A formal investigation is underway and parents are enraged after kindergarten students in Alert Bay were allegedly given a take-home assignment on touching their private body parts.
Social media posts claim students as young as 4-years-old from T’lisa̱lagi’lakw School of ‘Namgis First Nation, located northeast of Vancouver Island, were assigned a worksheet from the workbook Body Smart: Right From the Start.
“Some children like to touch their private body parts and some children don’t,” stated the assignment, before asking students to list the private places in their homes.
Certified sexual health educator Kerri Isham of Nanaimo-based Power Up Sexual Health Education penned the workbook, which is intended for children between the ages of three to ten and shines a light on sexual abuse prevention.
“Draw a picture of the private places where you can touch your penis or vulva if you want to,” the worksheet says.
“All families have different rules about masturbation (touching your own private parts). Talk to your family grown-ups about your family rules.”
In its description, Power Up encourages adults, including parents, counsellors and teachers, to use the material directly with a “little person.”
“The sexual, physical, mental, and spiritual safety of our children should be a top priority for everyone. The goal is to provide activities and discussions that will help increase abuse resistance,” wrote Power Up.
On Monday, Isham said “a lot of hate” had been coming her way, including threats.
“I have been called a pedophile more times than I can count, I’ve been called a groomer many, many times,” she recalled.
“I don’t care about what people call me, I care about the safety of our kids.”
According to Isham, children aged three and four are most at risk for sexual abuse because predators often count on the fact that they may not be verbal yet and aren’t fully educated.
“We are being negligent when we don’t give little people the private body part names … because they need to be able to know those names to report to a trusted adult when this is happening,” she said.
“I understand masturbation could be a triggering word for some people, but guess what, that’s the science word for touching private body parts.”
Despite online comments, Isham insists it wasn’t a “masturbation assignment.”
“The teacher sent it home to inform the parents to please go over with their child that we don’t touch our private parts in a public place,” she added.
Still, after T’lisa̱lagi’lakw School parents publicly voiced their concerns, the backlash started trickling in across social media.
“If your 4-year-old child came home with this homework, how would you feel … it wrecked my day and gave me a disgusting feeling,” wrote one parent on Facebook.
“I did call the school, and I’ll be doing a formal written complaint as well.”
‘Namgis First Nation says it’s “aware of activities” that have upset the community, particularly about physical health/body safety education at T’lisa̱lagi’lakw School.

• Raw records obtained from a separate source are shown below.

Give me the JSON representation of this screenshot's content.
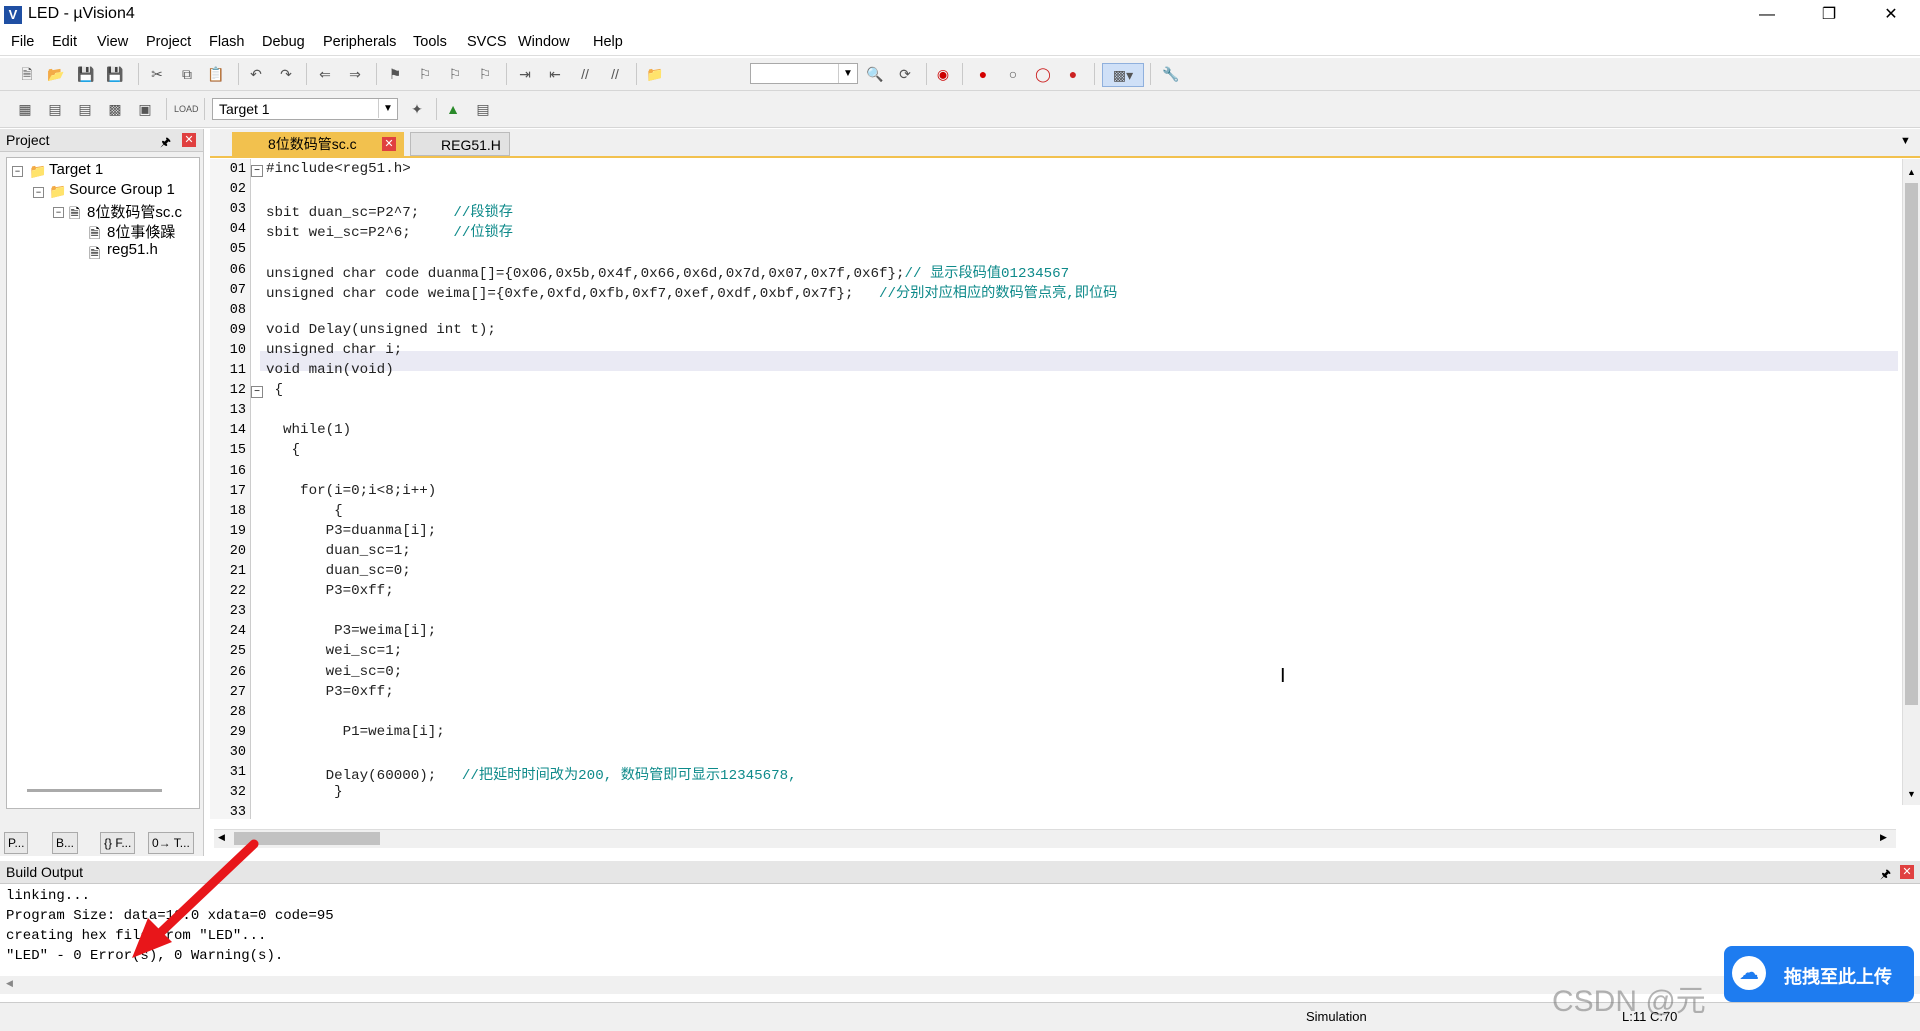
{
  "window": {
    "title": "LED  - µVision4",
    "app_icon": "V",
    "controls": [
      "minimize-icon",
      "restore-icon",
      "close-icon"
    ]
  },
  "menu": [
    "File",
    "Edit",
    "View",
    "Project",
    "Flash",
    "Debug",
    "Peripherals",
    "Tools",
    "SVCS",
    "Window",
    "Help"
  ],
  "toolbar2": {
    "target_select": "Target 1"
  },
  "project_panel": {
    "title": "Project",
    "tree": [
      {
        "label": "Target 1"
      },
      {
        "label": "Source Group 1"
      },
      {
        "label": "8位数码管sc.c"
      },
      {
        "label": "8位事倏躁"
      },
      {
        "label": "reg51.h"
      }
    ],
    "tabs": [
      "P...",
      "B...",
      "{} F...",
      "0→ T..."
    ]
  },
  "editor": {
    "tabs": [
      {
        "label": "8位数码管sc.c",
        "active": true
      },
      {
        "label": "REG51.H",
        "active": false
      }
    ],
    "lines": [
      {
        "n": "01",
        "code": "#include<reg51.h>"
      },
      {
        "n": "02",
        "code": ""
      },
      {
        "n": "03",
        "code": "sbit duan_sc=P2^7;    ",
        "comment": "//段锁存"
      },
      {
        "n": "04",
        "code": "sbit wei_sc=P2^6;     ",
        "comment": "//位锁存"
      },
      {
        "n": "05",
        "code": ""
      },
      {
        "n": "06",
        "code": "unsigned char code duanma[]={0x06,0x5b,0x4f,0x66,0x6d,0x7d,0x07,0x7f,0x6f};",
        "comment": "// 显示段码值01234567"
      },
      {
        "n": "07",
        "code": "unsigned char code weima[]={0xfe,0xfd,0xfb,0xf7,0xef,0xdf,0xbf,0x7f};   ",
        "comment": "//分别对应相应的数码管点亮,即位码"
      },
      {
        "n": "08",
        "code": ""
      },
      {
        "n": "09",
        "code": "void Delay(unsigned int t);"
      },
      {
        "n": "10",
        "code": "unsigned char i;"
      },
      {
        "n": "11",
        "code": "void main(void)"
      },
      {
        "n": "12",
        "code": " {"
      },
      {
        "n": "13",
        "code": ""
      },
      {
        "n": "14",
        "code": "  while(1)"
      },
      {
        "n": "15",
        "code": "   {"
      },
      {
        "n": "16",
        "code": ""
      },
      {
        "n": "17",
        "code": "    for(i=0;i<8;i++)"
      },
      {
        "n": "18",
        "code": "        {"
      },
      {
        "n": "19",
        "code": "       P3=duanma[i];"
      },
      {
        "n": "20",
        "code": "       duan_sc=1;"
      },
      {
        "n": "21",
        "code": "       duan_sc=0;"
      },
      {
        "n": "22",
        "code": "       P3=0xff;"
      },
      {
        "n": "23",
        "code": ""
      },
      {
        "n": "24",
        "code": "        P3=weima[i];"
      },
      {
        "n": "25",
        "code": "       wei_sc=1;"
      },
      {
        "n": "26",
        "code": "       wei_sc=0;"
      },
      {
        "n": "27",
        "code": "       P3=0xff;"
      },
      {
        "n": "28",
        "code": ""
      },
      {
        "n": "29",
        "code": "         P1=weima[i];"
      },
      {
        "n": "30",
        "code": ""
      },
      {
        "n": "31",
        "code": "       Delay(60000);   ",
        "comment": "//把延时时间改为200, 数码管即可显示12345678,"
      },
      {
        "n": "32",
        "code": "        }"
      },
      {
        "n": "33",
        "code": ""
      }
    ]
  },
  "build_output": {
    "title": "Build Output",
    "lines": [
      "linking...",
      "Program Size: data=10.0 xdata=0 code=95",
      "creating hex file from \"LED\"...",
      "\"LED\" - 0 Error(s), 0 Warning(s)."
    ]
  },
  "status": {
    "mode": "Simulation",
    "position": "L:11 C:70"
  },
  "overlay": {
    "upload_text": "拖拽至此上传",
    "watermark": "CSDN @元"
  },
  "colors": {
    "comment": "#0e8a8a",
    "active_tab": "#f2c14e",
    "arrow": "#e8161a",
    "upload": "#1e7cf0"
  }
}
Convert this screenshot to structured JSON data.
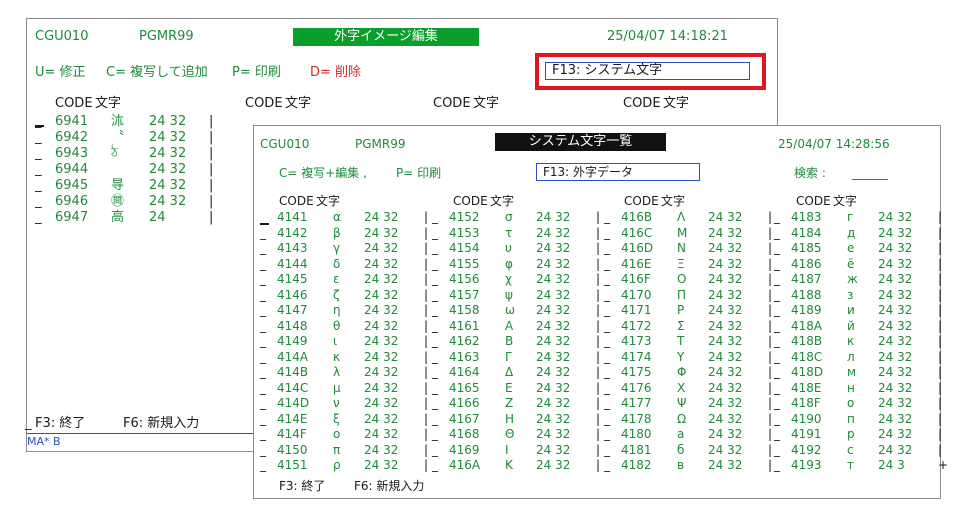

“There is an active investigation currently underway. Administration is reviewing the matter at large, including curriculum standards regarding physical and health education at our school,” wrote Chief Don Svanvik in a statement.
“It is the priority of our ‘Namgis Council to ensure our young people are taken care of in a way that honours their safety, security, and well-being and reflects the values of our Nation.”
Svanvik says the Council is committed to resolving the matter, noting steps are being taken to address concerns and re-evaluate all areas of education delivery at the school.